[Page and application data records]
------------
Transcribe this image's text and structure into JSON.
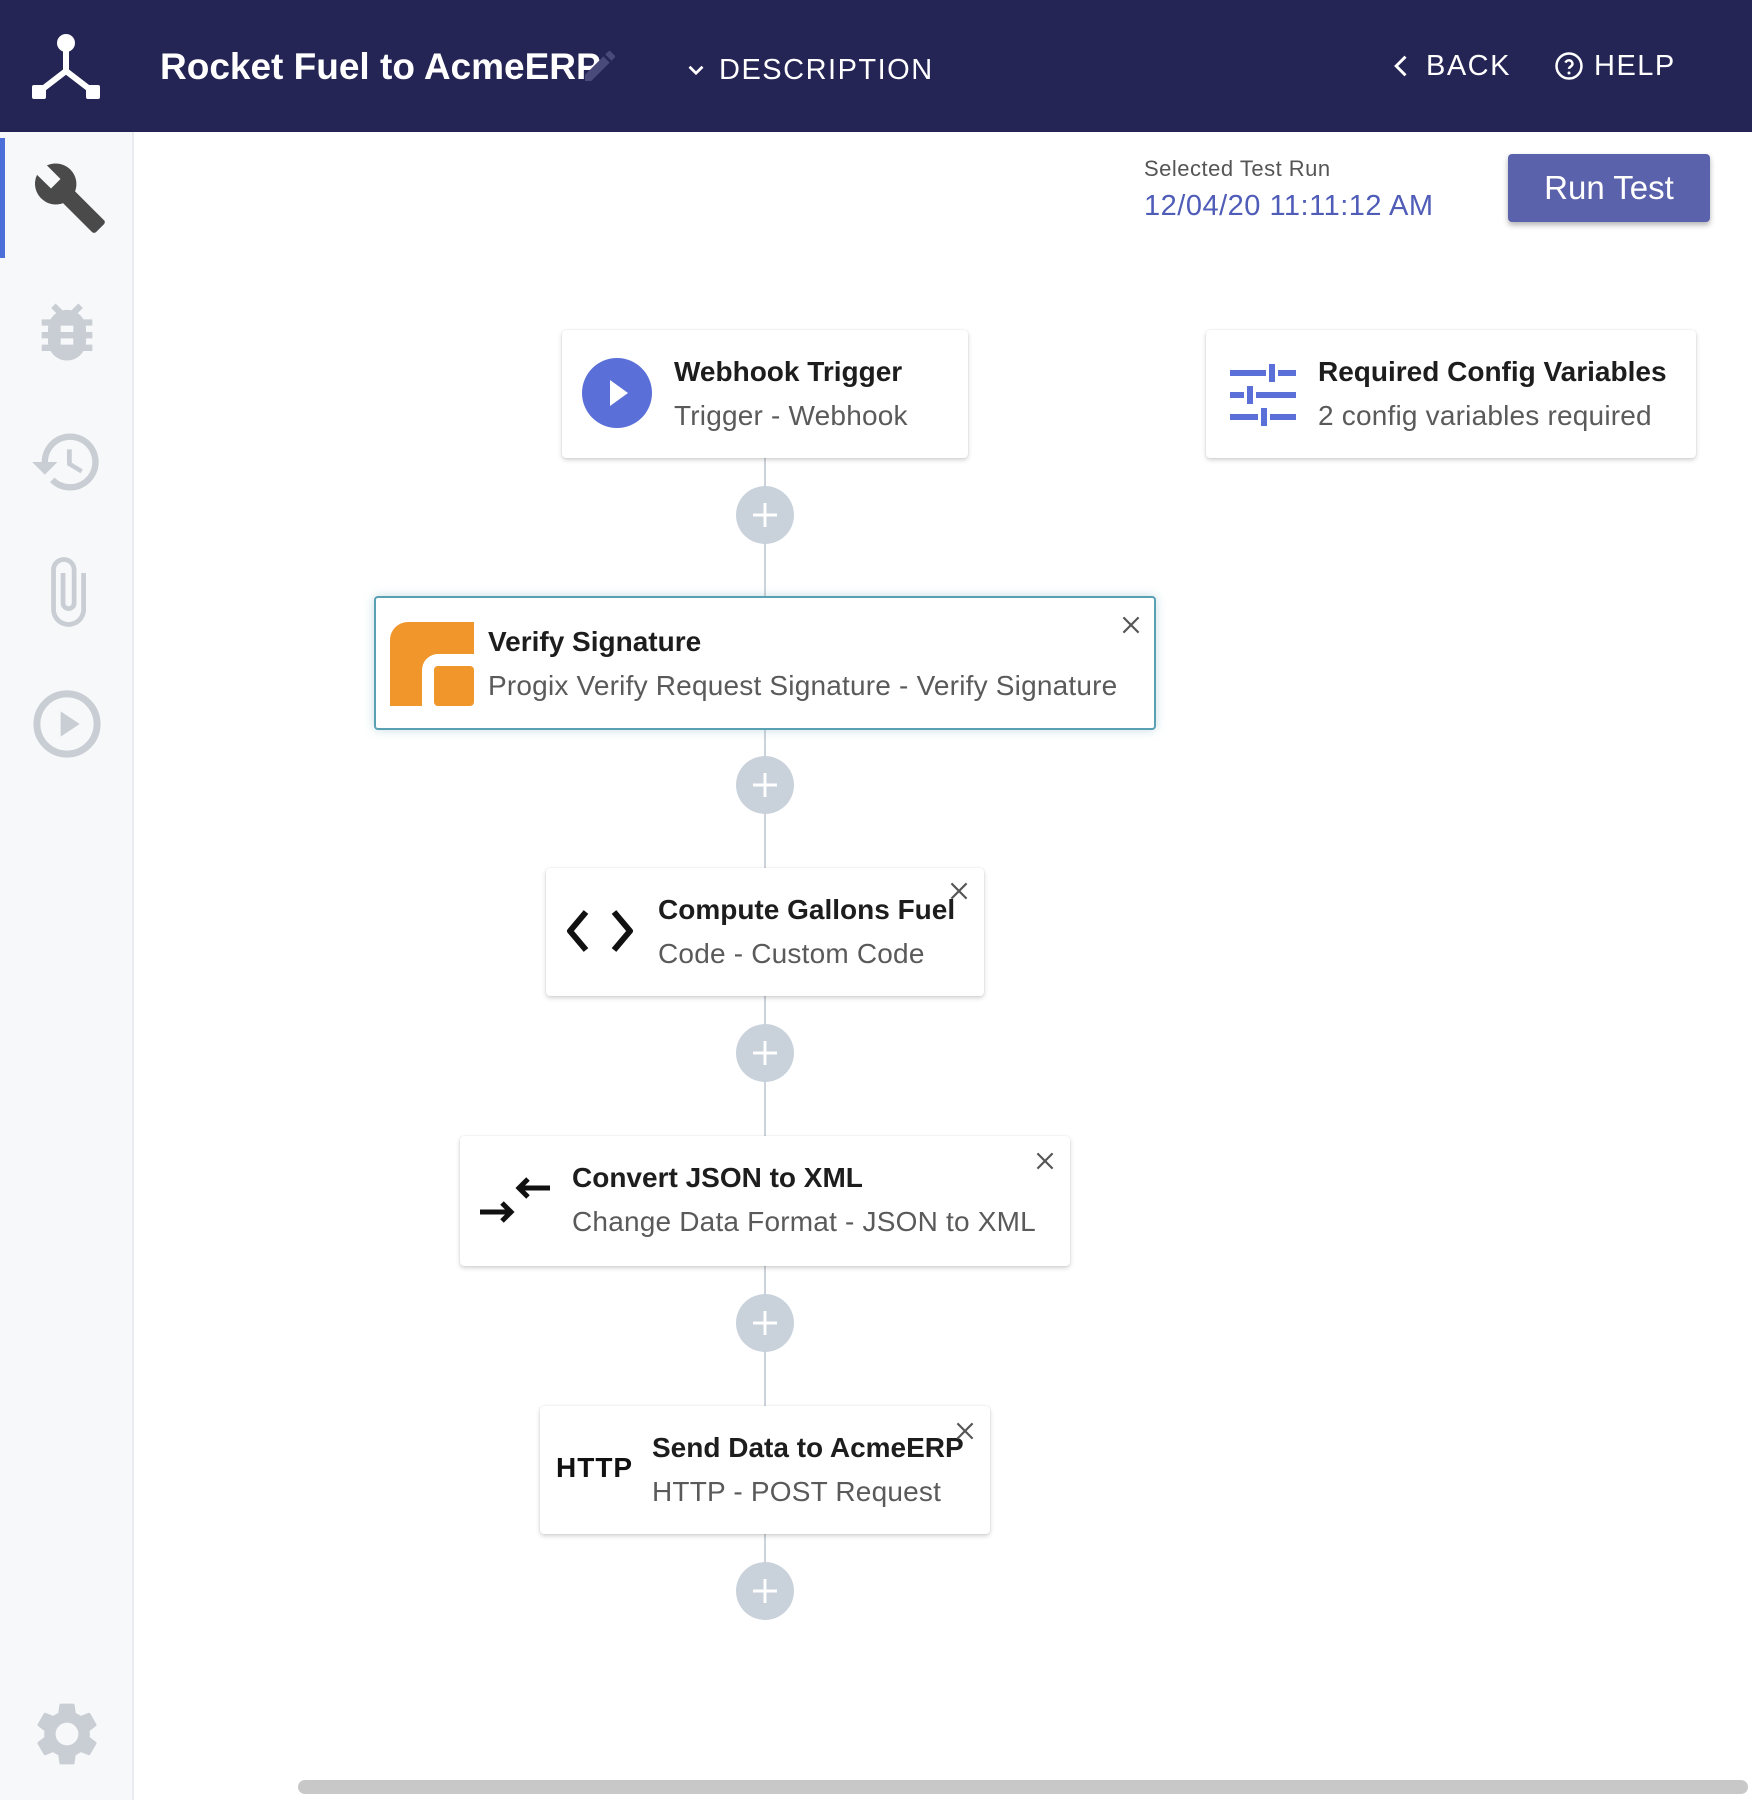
{
  "header": {
    "title": "Rocket Fuel to AcmeERP",
    "description_label": "DESCRIPTION",
    "back_label": "BACK",
    "help_label": "HELP"
  },
  "sidebar": {
    "items": [
      {
        "icon": "wrench-icon",
        "active": true
      },
      {
        "icon": "bug-icon",
        "active": false
      },
      {
        "icon": "history-icon",
        "active": false
      },
      {
        "icon": "paperclip-icon",
        "active": false
      },
      {
        "icon": "play-circle-icon",
        "active": false
      }
    ],
    "footer_icon": "gear-icon"
  },
  "test_run": {
    "label": "Selected Test Run",
    "value": "12/04/20 11:11:12 AM",
    "button_label": "Run Test"
  },
  "trigger": {
    "title": "Webhook Trigger",
    "subtitle": "Trigger - Webhook",
    "icon": "play-icon"
  },
  "config": {
    "title": "Required Config Variables",
    "subtitle": "2 config variables required",
    "icon": "sliders-icon"
  },
  "steps": [
    {
      "title": "Verify Signature",
      "subtitle": "Progix Verify Request Signature - Verify Signature",
      "icon": "progix-logo-icon",
      "selected": true
    },
    {
      "title": "Compute Gallons Fuel",
      "subtitle": "Code - Custom Code",
      "icon": "code-icon",
      "selected": false
    },
    {
      "title": "Convert JSON to XML",
      "subtitle": "Change Data Format - JSON to XML",
      "icon": "swap-arrows-icon",
      "selected": false
    },
    {
      "title": "Send Data to AcmeERP",
      "subtitle": "HTTP - POST Request",
      "icon": "http-icon",
      "icon_text": "HTTP",
      "selected": false
    }
  ],
  "colors": {
    "header_bg": "#242455",
    "accent": "#4c6ed8",
    "run_button": "#5b62ac",
    "progix_orange": "#f0962a"
  }
}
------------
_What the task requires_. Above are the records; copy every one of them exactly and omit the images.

_Response_.
Transcribe this image's text and structure into JSON.
{
  "header": {
    "title": "Rocket Fuel to AcmeERP",
    "description_label": "DESCRIPTION",
    "back_label": "BACK",
    "help_label": "HELP"
  },
  "sidebar": {
    "items": [
      {
        "icon": "wrench-icon",
        "active": true
      },
      {
        "icon": "bug-icon",
        "active": false
      },
      {
        "icon": "history-icon",
        "active": false
      },
      {
        "icon": "paperclip-icon",
        "active": false
      },
      {
        "icon": "play-circle-icon",
        "active": false
      }
    ],
    "footer_icon": "gear-icon"
  },
  "test_run": {
    "label": "Selected Test Run",
    "value": "12/04/20 11:11:12 AM",
    "button_label": "Run Test"
  },
  "trigger": {
    "title": "Webhook Trigger",
    "subtitle": "Trigger - Webhook",
    "icon": "play-icon"
  },
  "config": {
    "title": "Required Config Variables",
    "subtitle": "2 config variables required",
    "icon": "sliders-icon"
  },
  "steps": [
    {
      "title": "Verify Signature",
      "subtitle": "Progix Verify Request Signature - Verify Signature",
      "icon": "progix-logo-icon",
      "selected": true
    },
    {
      "title": "Compute Gallons Fuel",
      "subtitle": "Code - Custom Code",
      "icon": "code-icon",
      "selected": false
    },
    {
      "title": "Convert JSON to XML",
      "subtitle": "Change Data Format - JSON to XML",
      "icon": "swap-arrows-icon",
      "selected": false
    },
    {
      "title": "Send Data to AcmeERP",
      "subtitle": "HTTP - POST Request",
      "icon": "http-icon",
      "icon_text": "HTTP",
      "selected": false
    }
  ],
  "colors": {
    "header_bg": "#242455",
    "accent": "#4c6ed8",
    "run_button": "#5b62ac",
    "progix_orange": "#f0962a"
  }
}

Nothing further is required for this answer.